Allen Johnson, the 2012 NHRA Pro Stock world champion, has been named as the new driver of Geoff Turk’s new Factory X Dodge Challenger entry. Johnson, who has been synonymous with the Mopar brand throughout his long career, is expected to drive the new Blackbird X entry in the upcoming NHRA Factory X events in Topeka, Brainerd, Charlotte, St. Louis, and Las Vegas.
Turk, the first Factory Stock driver to run in the sevens, was initially scheduled to drive his Blackbird X Challenger, but that plan changed dramatically when he was involved in a testing accident in Bowling Green, Ky., in April. Initially, Turk believed that he was not seriously injured, but he was later diagnosed with a brain hemorrhage, which required immediate surgery.
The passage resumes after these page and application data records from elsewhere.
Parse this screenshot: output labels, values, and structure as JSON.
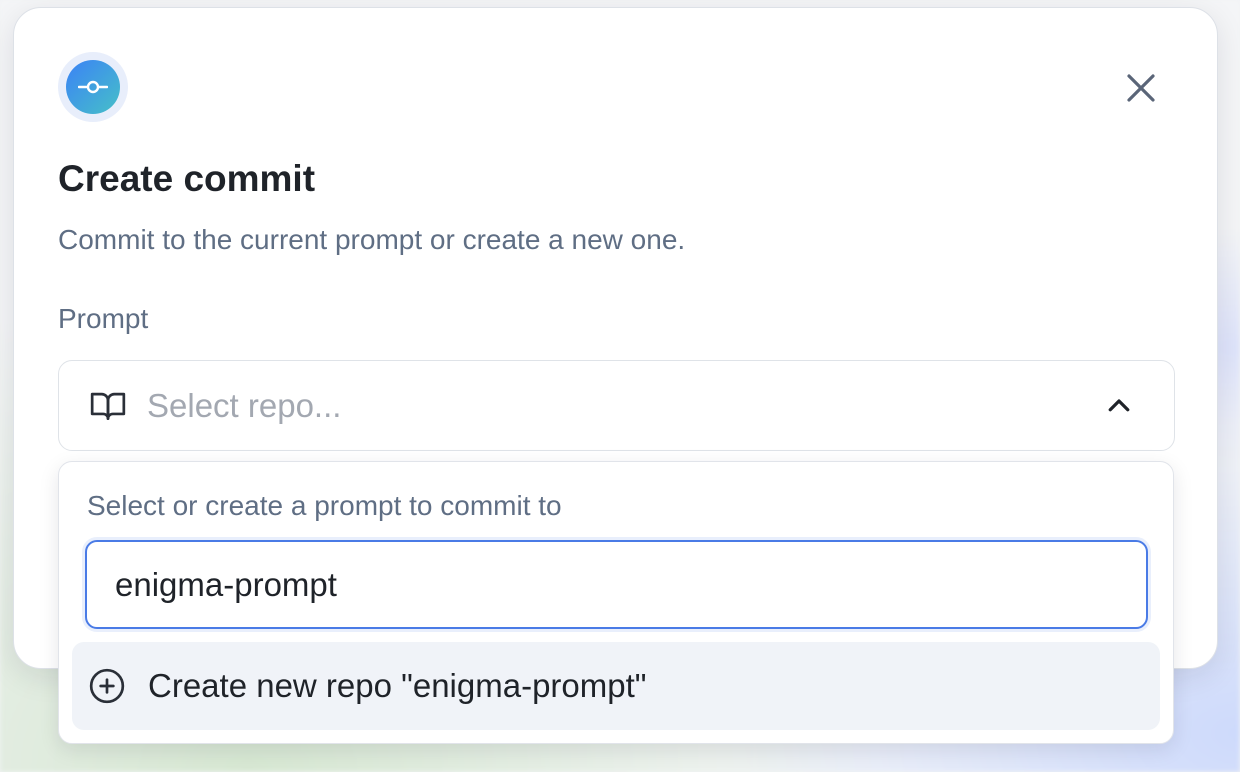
{
  "dialog": {
    "title": "Create commit",
    "subtitle": "Commit to the current prompt or create a new one.",
    "close_icon": "close-icon",
    "badge_icon": "git-commit-icon"
  },
  "prompt_field": {
    "label": "Prompt",
    "placeholder": "Select repo...",
    "icon": "book-icon",
    "expanded": true
  },
  "dropdown": {
    "label": "Select or create a prompt to commit to",
    "search_value": "enigma-prompt",
    "create_option_label": "Create new repo \"enigma-prompt\"",
    "create_option_icon": "plus-circle-icon"
  },
  "colors": {
    "accent": "#4a7be6",
    "badge_gradient_start": "#3b82f6",
    "badge_gradient_end": "#46c0c8",
    "text_primary": "#1f2329",
    "text_muted": "#5f6e84",
    "option_highlight": "#f0f3f8"
  }
}
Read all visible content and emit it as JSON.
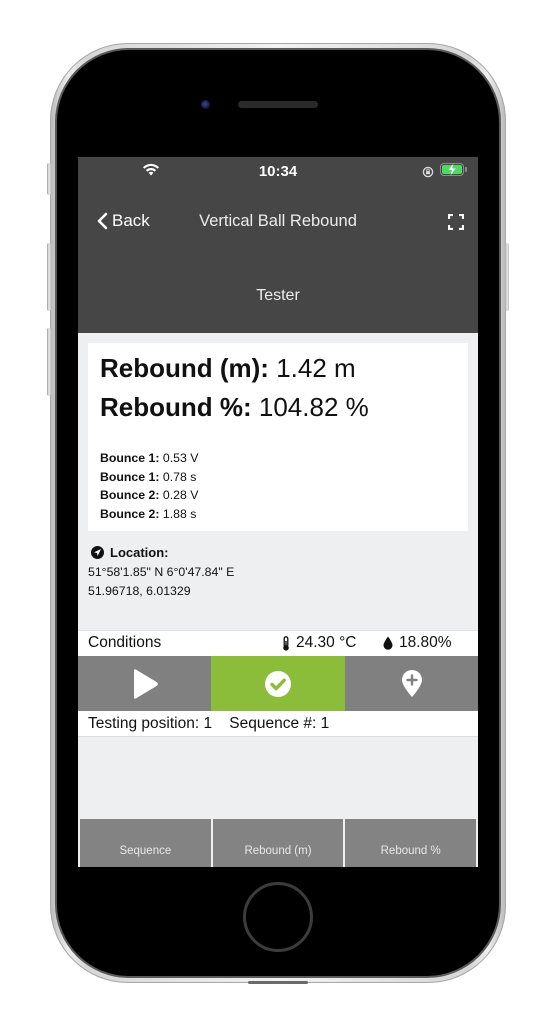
{
  "status_bar": {
    "time": "10:34",
    "icons": [
      "wifi-icon",
      "rotation-lock-icon",
      "battery-charging-icon"
    ],
    "battery_color": "#4cd964"
  },
  "nav": {
    "back_label": "Back",
    "title": "Vertical Ball Rebound",
    "expand_icon": "fullscreen-icon",
    "subtitle": "Tester"
  },
  "results": {
    "rebound_m_label": "Rebound (m):",
    "rebound_m_value": "1.42 m",
    "rebound_pct_label": "Rebound %:",
    "rebound_pct_value": "104.82 %",
    "bounces": [
      {
        "label": "Bounce 1:",
        "value": "0.53 V"
      },
      {
        "label": "Bounce 1:",
        "value": "0.78 s"
      },
      {
        "label": "Bounce 2:",
        "value": "0.28 V"
      },
      {
        "label": "Bounce 2:",
        "value": "1.88 s"
      }
    ]
  },
  "location": {
    "label": "Location:",
    "dms": "51°58'1.85\" N 6°0'47.84\" E",
    "decimal": "51.96718, 6.01329"
  },
  "conditions": {
    "label": "Conditions",
    "temperature": "24.30 °C",
    "humidity": "18.80%"
  },
  "actions": {
    "items": [
      {
        "name": "play",
        "icon": "play-icon"
      },
      {
        "name": "confirm",
        "icon": "check-circle-icon",
        "active": true
      },
      {
        "name": "add-location",
        "icon": "map-pin-plus-icon"
      }
    ],
    "active_color": "#8cbd3a",
    "inactive_color": "#808080"
  },
  "position": {
    "text": "Testing position: 1    Sequence #: 1"
  },
  "tabs": [
    {
      "label": "Sequence"
    },
    {
      "label": "Rebound (m)"
    },
    {
      "label": "Rebound %"
    }
  ]
}
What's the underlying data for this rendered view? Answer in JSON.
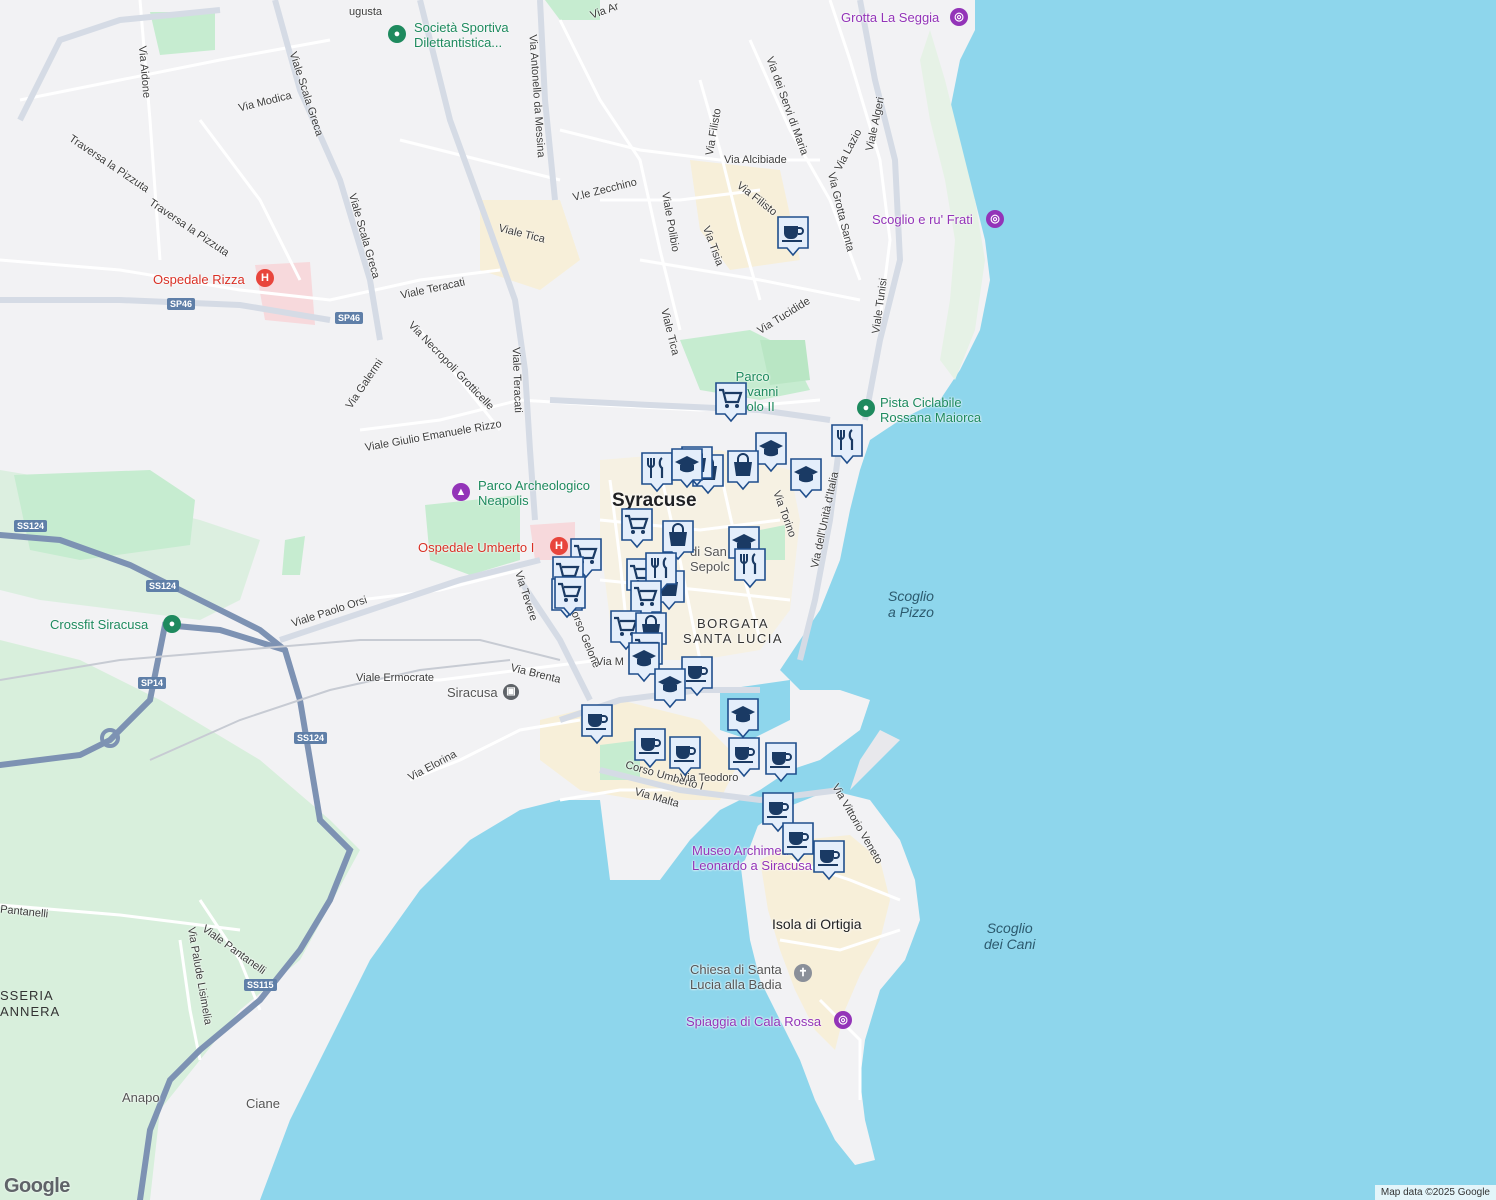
{
  "map": {
    "colors": {
      "land": "#f2f2f4",
      "water": "#8ed6ec",
      "park": "#c6ecd0",
      "urban": "#f7efd9",
      "highway": "#7d92b3",
      "road": "#ffffff",
      "marker_bg": "#e4eefb",
      "marker_border": "#1f4e8c",
      "marker_icon": "#1a3a64"
    },
    "labels": {
      "city": "Syracuse",
      "districts": {
        "santa_lucia": "BORGATA\nSANTA LUCIA"
      },
      "island": "Isola di Ortigia",
      "water": {
        "scoglio_pizzo": "Scoglio\na Pizzo",
        "scoglio_cani": "Scoglio\ndei Cani"
      },
      "area": {
        "sasseria": "SSERIA\nANNERA"
      },
      "places": {
        "anapo": "Anapo",
        "ciane": "Ciane",
        "san_sepolcro": "di San\nSepolc"
      },
      "streets": [
        "ugusta",
        "Via Ar",
        "Via Antonello da Messina",
        "Via Aidone",
        "Viale Scala Greca",
        "Via Modica",
        "Traversa la Pizzuta",
        "Traversa la Pizzuta",
        "Viale Scala Greca",
        "Viale Tica",
        "V.le Zecchino",
        "Viale Polibio",
        "Via Tisia",
        "Via Filisto",
        "Via Filisto",
        "Via dei Servi di Maria",
        "Via Alcibiade",
        "Via Lazio",
        "Viale Algeri",
        "Via Grotta Santa",
        "Viale Teracati",
        "Via Necropoli Grotticelle",
        "Via Galermi",
        "Viale Teracati",
        "Viale Tica",
        "Via Tucidide",
        "Viale Tunisi",
        "Viale Giulio Emanuele Rizzo",
        "Via Torino",
        "Via dell'Unità d'Italia",
        "Viale Paolo Orsi",
        "Via Tevere",
        "Corso Gelone",
        "Via Brenta",
        "Viale Ermocrate",
        "Via Elorina",
        "Corso Umberto I",
        "Via Malta",
        "Via Vittorio Veneto",
        "Viale Pantanelli",
        "Pantanelli",
        "Via Palude Lisimelia",
        "Via M",
        "Via Teodoro"
      ],
      "shields": [
        "SS124",
        "SS124",
        "SS124",
        "SS115",
        "SP14",
        "SP46",
        "SP46"
      ]
    },
    "pois": {
      "societa": "Società Sportiva\nDilettantistica...",
      "grotta": "Grotta La Seggia",
      "scoglio_frati": "Scoglio e ru' Frati",
      "ospedale_rizza": "Ospedale Rizza",
      "parco_giovanni": "Parco\nGiovanni\nPaolo II",
      "pista": "Pista Ciclabile\nRossana Maiorca",
      "parco_arch": "Parco Archeologico\nNeapolis",
      "ospedale_umberto": "Ospedale Umberto I",
      "crossfit": "Crossfit Siracusa",
      "stazione": "Siracusa",
      "museo": "Museo Archimede e\nLeonardo a Siracusa",
      "chiesa": "Chiesa di Santa\nLucia alla Badia",
      "spiaggia": "Spiaggia di Cala Rossa"
    },
    "markers": [
      {
        "icon": "cup"
      },
      {
        "icon": "cart"
      },
      {
        "icon": "fork"
      },
      {
        "icon": "grad"
      },
      {
        "icon": "grad"
      },
      {
        "icon": "bag"
      },
      {
        "icon": "bag"
      },
      {
        "icon": "fork"
      },
      {
        "icon": "bag"
      },
      {
        "icon": "grad"
      },
      {
        "icon": "cart"
      },
      {
        "icon": "cart"
      },
      {
        "icon": "bag"
      },
      {
        "icon": "grad"
      },
      {
        "icon": "fork"
      },
      {
        "icon": "cart"
      },
      {
        "icon": "cart"
      },
      {
        "icon": "cup"
      },
      {
        "icon": "cart"
      },
      {
        "icon": "bag"
      },
      {
        "icon": "fork"
      },
      {
        "icon": "cart"
      },
      {
        "icon": "cart"
      },
      {
        "icon": "bag"
      },
      {
        "icon": "cart"
      },
      {
        "icon": "grad"
      },
      {
        "icon": "cup"
      },
      {
        "icon": "grad"
      },
      {
        "icon": "cup"
      },
      {
        "icon": "cup"
      },
      {
        "icon": "cup"
      },
      {
        "icon": "grad"
      },
      {
        "icon": "cup"
      },
      {
        "icon": "cup"
      },
      {
        "icon": "cup"
      },
      {
        "icon": "cup"
      },
      {
        "icon": "cup"
      }
    ],
    "attribution": "Map data ©2025 Google",
    "logo": "Google"
  }
}
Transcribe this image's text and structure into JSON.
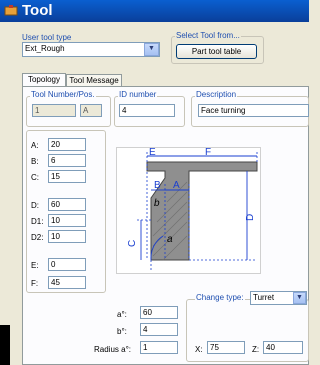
{
  "window": {
    "title": "Tool"
  },
  "user_tool_type": {
    "label": "User tool type",
    "value": "Ext_Rough"
  },
  "select_tool_from": {
    "label": "Select Tool from...",
    "button": "Part tool table"
  },
  "tabs": [
    "Topology",
    "Tool Message"
  ],
  "tool_number": {
    "label": "Tool Number/Pos.",
    "value": "1",
    "pos": "A"
  },
  "id_number": {
    "label": "ID number",
    "value": "4"
  },
  "description": {
    "label": "Description",
    "value": "Face turning"
  },
  "params_a": [
    {
      "label": "A:",
      "value": "20"
    },
    {
      "label": "B:",
      "value": "6"
    },
    {
      "label": "C:",
      "value": "15"
    }
  ],
  "params_d": [
    {
      "label": "D:",
      "value": "60"
    },
    {
      "label": "D1:",
      "value": "10"
    },
    {
      "label": "D2:",
      "value": "10"
    }
  ],
  "params_e": [
    {
      "label": "E:",
      "value": "0"
    },
    {
      "label": "F:",
      "value": "45"
    }
  ],
  "bottom_params": [
    {
      "label": "a°:",
      "value": "60"
    },
    {
      "label": "b°:",
      "value": "4"
    },
    {
      "label": "Radius a°:",
      "value": "1"
    }
  ],
  "change_type": {
    "label": "Change type:",
    "value": "Turret",
    "x_label": "X:",
    "x_value": "75",
    "z_label": "Z:",
    "z_value": "40"
  },
  "diagram_labels": {
    "e": "E",
    "f": "F",
    "b": "B",
    "a": "A",
    "d": "D",
    "c": "C",
    "b_small": "b",
    "alpha": "a"
  },
  "colors": {
    "title_bar": "#0a4fc0",
    "dimension": "#1a3fd0",
    "tool_body": "#8f8f8f"
  },
  "icons": {
    "combo_arrow": "chevron-down-icon",
    "app": "tool-icon"
  }
}
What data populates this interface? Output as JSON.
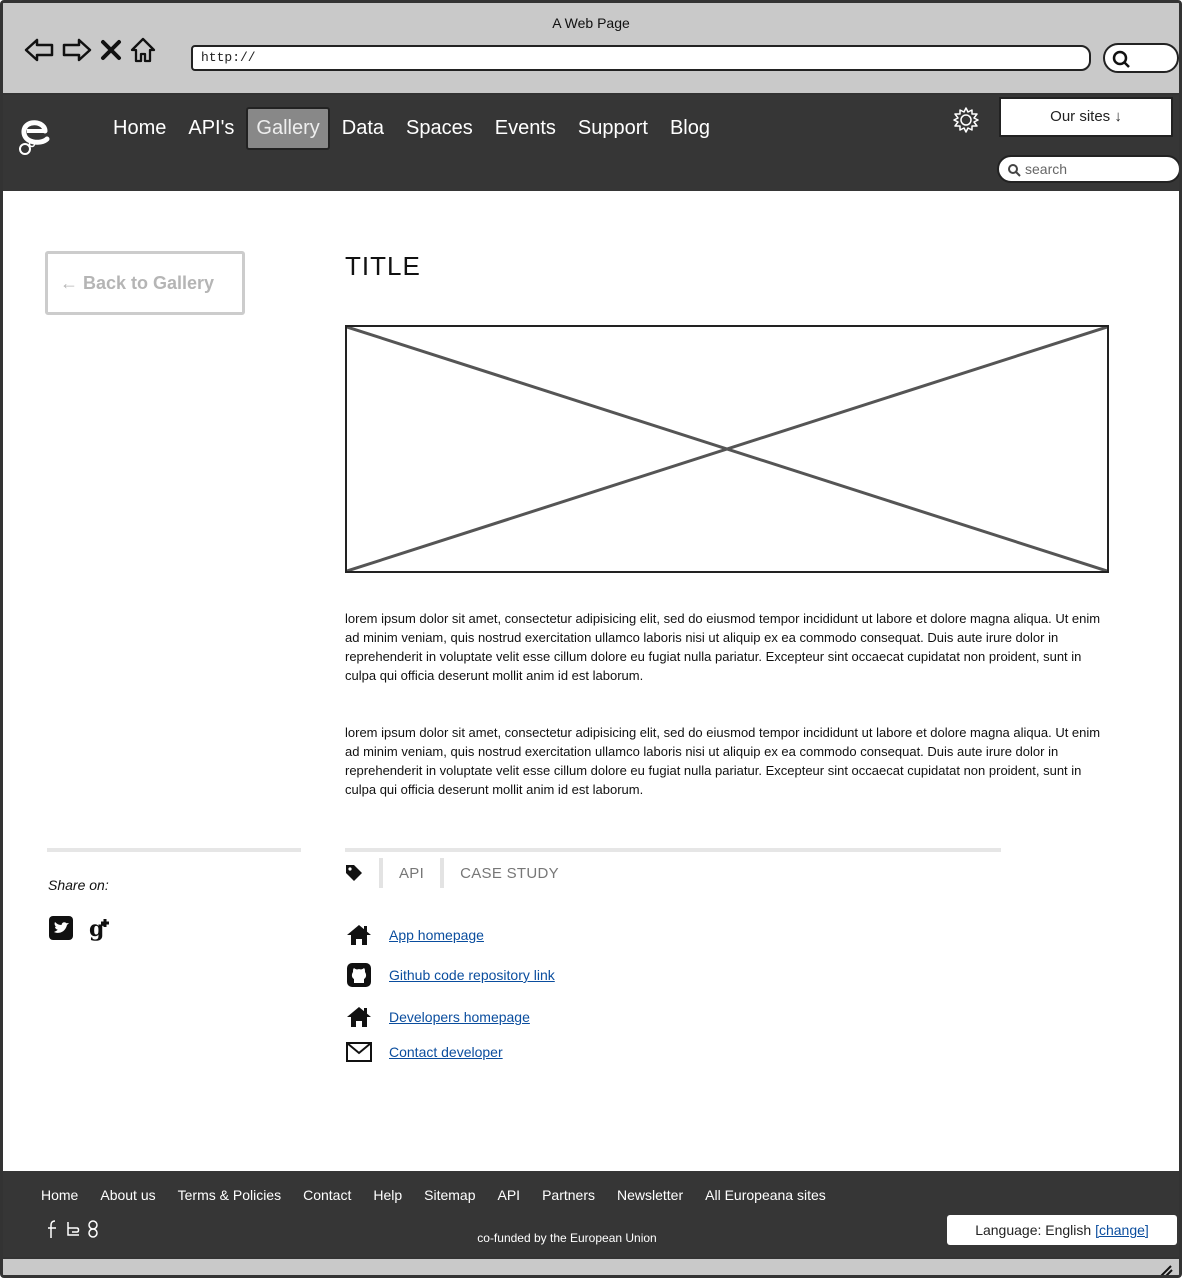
{
  "browser": {
    "window_title": "A Web Page",
    "url": "http://"
  },
  "header": {
    "nav": [
      "Home",
      "API's",
      "Gallery",
      "Data",
      "Spaces",
      "Events",
      "Support",
      "Blog"
    ],
    "active_nav": "Gallery",
    "our_sites_label": "Our sites ↓",
    "search_placeholder": "search"
  },
  "main": {
    "back_button": "← Back to Gallery",
    "title": "TITLE",
    "paragraphs": [
      "lorem ipsum dolor sit amet, consectetur adipisicing elit, sed do eiusmod tempor incididunt ut labore et dolore magna aliqua. Ut enim ad minim veniam, quis nostrud exercitation ullamco laboris nisi ut aliquip ex ea commodo consequat. Duis aute irure dolor in reprehenderit in voluptate velit esse cillum dolore eu fugiat nulla pariatur. Excepteur sint occaecat cupidatat non proident, sunt in culpa qui officia deserunt mollit anim id est laborum.",
      "lorem ipsum dolor sit amet, consectetur adipisicing elit, sed do eiusmod tempor incididunt ut labore et dolore magna aliqua. Ut enim ad minim veniam, quis nostrud exercitation ullamco laboris nisi ut aliquip ex ea commodo consequat. Duis aute irure dolor in reprehenderit in voluptate velit esse cillum dolore eu fugiat nulla pariatur. Excepteur sint occaecat cupidatat non proident, sunt in culpa qui officia deserunt mollit anim id est laborum."
    ],
    "tags": [
      "API",
      "CASE STUDY"
    ],
    "links": [
      {
        "icon": "home-icon",
        "label": "App homepage"
      },
      {
        "icon": "github-icon",
        "label": "Github code repository link"
      },
      {
        "icon": "home-icon",
        "label": "Developers homepage"
      },
      {
        "icon": "envelope-icon",
        "label": "Contact developer"
      }
    ]
  },
  "sidebar": {
    "share_label": "Share on:",
    "share_icons": [
      "twitter-icon",
      "google-plus-icon"
    ]
  },
  "footer": {
    "nav": [
      "Home",
      "About us",
      "Terms & Policies",
      "Contact",
      "Help",
      "Sitemap",
      "API",
      "Partners",
      "Newsletter",
      "All Europeana sites"
    ],
    "social_icons": [
      "facebook-icon",
      "twitter-icon",
      "google-plus-icon"
    ],
    "note": "co-funded by the European Union",
    "language_label": "Language: English ",
    "language_change": "[change]"
  },
  "colors": {
    "header_bg": "#363636",
    "link": "#0a4d9e",
    "chrome_bg": "#c9c9c9",
    "active_nav_bg": "#888888"
  }
}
“I had bleeding on the left and right side of the brain,” Turk said. “I had numbness in my arm and got to the point where I could barely write my name, so I knew we had a serious problem. I went to the doctor, and the next thing I’m in a helicopter going for emergency surgery. I had about a 1 in 10 chance of making it through what transpired without permanent, long-lasting disability or death, but right now, I’m feeling better and better day by day. It was crazy, but it could have been worse. Besides, I’ve always enjoyed tuning and building race cars, and that’s a much bigger part than the few seconds you spend behind the wheel.”
Turk continues to recover from his injuries and has a positive prognosis, but his condition has forced him to vacate the driver’s seat in favor of Johnson, who was all too eager to accept his new assignment.
“When this Factory X class came out, I got excited and thought about putting together a deal with someone for a few races a year, but Geoff called and everything just fell into place,” said Johnson, in a recent interview with Dragzine. Johnson retired from Pro Stock following the 2017 season and most recently competed in the Flexjet NHRA Factory Stock Showdown. “I’ve always been a Mopar man and would have been disappointed to drive anything else, if even for two or three races.”
Turk previously worked with the Johnson’s on their Factory Stock program, so when it came time to name a replacement driver, the former Pro Stock champ was at the top of the list.
“A few years ago in Bradenton [Fla.], when I first ran in the sevens, we bonded,” said Turk. “Roy and Allen were struggling with their car, and I helped them out and got them competitive. Roy and Allen are good people, and they know so much from all their years in Pro Stock. They know about technology that I’m certainly not aware of.
“Allen is also the guy you want with a clutch and a five-speed,” Turk said. “He’s been to more than 500 races in Pro Stock, and it takes a long time to get that sort of insight. I’m blessed to have made some of those connections because you never know when they’ll pay off later in life. As much as I enjoyed driving, I’m not set up to do what I really want to do, which is help people win races.”
Currently, the reconstruction of Turk’s Blackbird X is well underway, and if all goes according to plan, the car will be ready for testing prior to the Topeka event.
“It will be a scramble, but it’s nothing a few 12-hour days won’t fix,” said Turk, who credited Dave Zientara of ET Extreme with helping to get the car back together. “The biggest thing is that we get a chance for AJ to make some runs and get comfortable.”
Turk also noted that he’s already learned a lot about the unique nature of a Factory X car. While they resemble both a Pro Stock and a Factory Stock car, they are very different, especially when it comes to chassis tuning. Prior to the accident, Turk had already turned some impressive numbers in his new machine, providing a brief glimpse of the car’s six-second and 200-mph potential.
“[Greg] Stanfield was very gracious to share with what he’s already learned,” said Turk. “We both found that the front end wanted to get light at speed. When I crashed, I didn’t realize that wasn’t the way it was supposed to feel. The engine in these cars is a stock height, and there is about 1,300 pounds on the rear, so they’re very different than a Pro Stock car. I used to set my Factory Stock car up to lift the front end, but that car weighed 3,600 pounds and had steel brakes.
“Stanfield explained what happened on his first few runs, and we shared what we thought, and as a result we’ll make some suspension changes. We’re still not where we want to be, but we will figure this out. It’s just going to take some different thinking because the balance is different than [a] Pro Stock car.”
The first of what promises to be many Factory X entries recently debuted at the Summit Racing Equipment NHRA Nationals in Norwalk, where five-time Super Stock champ Stanfield rolled out his Rod Shop Camaro to rave reviews.
The Factory X class is slated to make its next appearance at the upcoming Menards NHRA Nationals presented by PetArmor in Topeka, August 8-13., and Turk remains bullish on the future of the class.
“I’d like to think there will be 16-18 or more cars a year from now,” Turk said. “I know it’s been a slow process, but these cars are so much different than anything else. The Factory Stock cars are about 75% done when you get them from the OEMs. Here, you start with tubes and some body parts and not much else. And you can’t just use a Pro Stock chassis. It’s different. You can’t just pop these cars out, but they’re coming.”